**Material provided:**
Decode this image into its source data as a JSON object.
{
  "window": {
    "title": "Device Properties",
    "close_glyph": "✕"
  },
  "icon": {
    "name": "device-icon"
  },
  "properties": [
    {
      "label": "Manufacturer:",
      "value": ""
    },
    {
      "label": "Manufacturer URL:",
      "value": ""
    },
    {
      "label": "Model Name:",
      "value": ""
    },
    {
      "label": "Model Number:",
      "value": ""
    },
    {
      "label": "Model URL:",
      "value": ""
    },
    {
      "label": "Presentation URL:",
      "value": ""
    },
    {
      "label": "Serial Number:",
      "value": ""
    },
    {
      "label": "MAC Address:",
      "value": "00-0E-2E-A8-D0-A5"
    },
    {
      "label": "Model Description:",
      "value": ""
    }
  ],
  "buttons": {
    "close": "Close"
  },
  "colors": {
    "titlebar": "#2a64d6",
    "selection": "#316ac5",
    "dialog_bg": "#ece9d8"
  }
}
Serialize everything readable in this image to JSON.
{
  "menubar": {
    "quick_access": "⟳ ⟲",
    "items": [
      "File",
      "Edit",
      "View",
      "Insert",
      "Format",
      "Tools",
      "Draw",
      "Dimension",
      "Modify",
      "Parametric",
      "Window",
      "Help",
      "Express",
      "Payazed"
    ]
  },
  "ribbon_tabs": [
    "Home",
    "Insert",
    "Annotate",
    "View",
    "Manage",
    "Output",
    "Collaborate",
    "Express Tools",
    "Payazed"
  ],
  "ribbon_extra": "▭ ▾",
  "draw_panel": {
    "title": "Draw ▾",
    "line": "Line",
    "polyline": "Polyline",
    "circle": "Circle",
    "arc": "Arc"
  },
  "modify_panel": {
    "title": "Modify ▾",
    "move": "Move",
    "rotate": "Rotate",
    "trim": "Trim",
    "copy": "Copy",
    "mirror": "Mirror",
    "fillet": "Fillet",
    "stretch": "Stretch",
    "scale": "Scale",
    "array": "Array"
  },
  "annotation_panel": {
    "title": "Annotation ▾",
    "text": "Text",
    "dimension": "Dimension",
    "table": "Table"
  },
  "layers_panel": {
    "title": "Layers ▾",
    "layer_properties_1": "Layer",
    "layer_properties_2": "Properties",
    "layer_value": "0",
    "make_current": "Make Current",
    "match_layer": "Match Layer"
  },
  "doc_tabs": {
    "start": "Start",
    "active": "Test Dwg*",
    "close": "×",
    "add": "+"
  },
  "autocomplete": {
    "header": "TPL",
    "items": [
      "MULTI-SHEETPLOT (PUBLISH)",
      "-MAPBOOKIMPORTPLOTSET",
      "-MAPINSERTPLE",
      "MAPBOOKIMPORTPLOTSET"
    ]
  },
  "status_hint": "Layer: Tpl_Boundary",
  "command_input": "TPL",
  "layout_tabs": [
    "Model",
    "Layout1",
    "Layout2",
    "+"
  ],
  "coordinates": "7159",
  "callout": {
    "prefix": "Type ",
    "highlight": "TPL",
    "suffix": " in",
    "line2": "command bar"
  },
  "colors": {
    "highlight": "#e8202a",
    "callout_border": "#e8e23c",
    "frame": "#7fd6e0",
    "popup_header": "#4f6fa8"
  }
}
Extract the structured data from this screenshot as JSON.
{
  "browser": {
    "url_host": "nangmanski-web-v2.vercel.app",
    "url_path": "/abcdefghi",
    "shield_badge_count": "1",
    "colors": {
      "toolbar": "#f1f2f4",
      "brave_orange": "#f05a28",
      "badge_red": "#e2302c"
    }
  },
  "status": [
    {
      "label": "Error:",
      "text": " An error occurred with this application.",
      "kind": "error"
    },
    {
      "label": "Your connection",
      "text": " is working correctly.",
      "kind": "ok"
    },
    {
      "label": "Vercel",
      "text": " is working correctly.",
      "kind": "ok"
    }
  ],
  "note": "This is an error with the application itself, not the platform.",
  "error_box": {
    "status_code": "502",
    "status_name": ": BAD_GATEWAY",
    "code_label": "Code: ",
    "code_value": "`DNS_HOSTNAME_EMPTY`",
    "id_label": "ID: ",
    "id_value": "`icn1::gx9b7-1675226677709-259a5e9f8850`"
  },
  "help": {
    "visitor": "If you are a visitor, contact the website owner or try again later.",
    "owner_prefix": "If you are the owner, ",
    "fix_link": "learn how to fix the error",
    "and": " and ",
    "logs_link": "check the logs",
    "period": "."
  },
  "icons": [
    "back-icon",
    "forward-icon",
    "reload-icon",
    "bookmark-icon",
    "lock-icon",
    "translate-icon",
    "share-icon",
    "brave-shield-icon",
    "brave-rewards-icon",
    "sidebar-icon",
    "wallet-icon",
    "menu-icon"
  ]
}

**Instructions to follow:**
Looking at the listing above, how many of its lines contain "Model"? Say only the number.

**Exercise result:**
5